Even the New Jersey Devils used a fire-a-coach-late-in-the-season method. If Todd McLellan cannot turn things around some time in the next two weeks, the team should be desperate enough to fire him during the season.
In a 12-step program, one is supposed to pray for knowledge of God's will and the strength to follow it.
But while I am devout enough to blog on Christian issues in the Bay Area, I am not sanctimonious enough to think God's will includes having the San Jose Sharks win.
(The Green Bay Packers are another story. Okay, not really, but we—which I can say because I own stock—at least can claim more righteousness being non-profit and owned by the smallest community in the four major sports.)

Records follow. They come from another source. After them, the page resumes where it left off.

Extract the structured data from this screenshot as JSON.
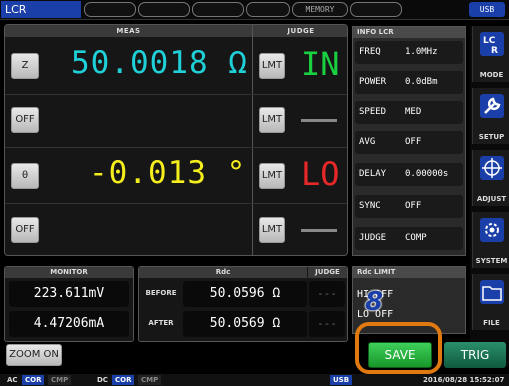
{
  "topbar": {
    "mode": "LCR",
    "memory": "MEMORY",
    "usb": "USB"
  },
  "meas_panel": {
    "meas_header": "MEAS",
    "judge_header": "JUDGE",
    "rows": [
      {
        "param": "Z",
        "value": "50.0018 Ω",
        "value_color": "#1fd0d8",
        "judge_btn": "LMT",
        "judge": "IN",
        "judge_color": "#19d040"
      },
      {
        "param": "OFF",
        "value": "",
        "judge_btn": "LMT",
        "judge": ""
      },
      {
        "param": "θ",
        "value": "-0.013 °",
        "value_color": "#f5ee1c",
        "judge_btn": "LMT",
        "judge": "LO",
        "judge_color": "#e82828"
      },
      {
        "param": "OFF",
        "value": "",
        "judge_btn": "LMT",
        "judge": ""
      }
    ]
  },
  "info_panel": {
    "header": "INFO LCR",
    "items": [
      {
        "key": "FREQ",
        "value": "1.0MHz"
      },
      {
        "key": "POWER",
        "value": "0.0dBm"
      },
      {
        "key": "SPEED",
        "value": "MED"
      },
      {
        "key": "AVG",
        "value": "OFF"
      },
      {
        "key": "DELAY",
        "value": "0.00000s"
      },
      {
        "key": "SYNC",
        "value": "OFF"
      },
      {
        "key": "JUDGE",
        "value": "COMP"
      }
    ]
  },
  "side_menu": {
    "items": [
      {
        "label": "MODE",
        "icon": "lcr-mode-icon"
      },
      {
        "label": "SETUP",
        "icon": "wrench-icon"
      },
      {
        "label": "ADJUST",
        "icon": "crosshair-icon"
      },
      {
        "label": "SYSTEM",
        "icon": "gear-icon"
      },
      {
        "label": "FILE",
        "icon": "folder-icon"
      }
    ]
  },
  "monitor": {
    "header": "MONITOR",
    "voltage": "223.611mV",
    "current": "4.47206mA"
  },
  "rdc": {
    "rdc_header": "Rdc",
    "judge_header": "JUDGE",
    "before_label": "BEFORE",
    "before_value": "50.0596 Ω",
    "after_label": "AFTER",
    "after_value": "50.0569 Ω",
    "judge_before": "---",
    "judge_after": "---"
  },
  "rdc_limit": {
    "header": "Rdc LIMIT",
    "line1": "HI OFF",
    "line2": "LO OFF"
  },
  "buttons": {
    "zoom": "ZOOM ON",
    "save": "SAVE",
    "trig": "TRIG"
  },
  "callout": {
    "step": "8"
  },
  "status": {
    "ac": "AC",
    "ac_cor": "COR",
    "ac_cmp": "CMP",
    "dc": "DC",
    "dc_cor": "COR",
    "dc_cmp": "CMP",
    "usb": "USB",
    "datetime": "2016/08/28 15:52:07"
  }
}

So for purposes of the Sharks, they need to pray that they get a break.
Avoiding a top-two seed is a break they can control. Winning the division is a more difficult thing within their reach. But even should they get hot at the right time, win the division and the first round of the playoffs, they will still need help.
Having an old and potentially tired Detroit Red Wings team or a lower seed in the second round would help. Facing teams without their best players could give the Sharks an edge, especially if they are able to stay relatively healthy themselves.
It never hurts to pray for a little luck.
These steps need to be not only said and believed by the San Jose Sharks. They need to be put into practice.
Not just for a shift or a period or a game or a series, road trip or homestand. For every moment on the ice.
Champions develop and maintain good habits the Sharks lack.
This franchise is at a turning point: Either the team can change its habits and approach, or it can change coaches, general managers and even multiple players.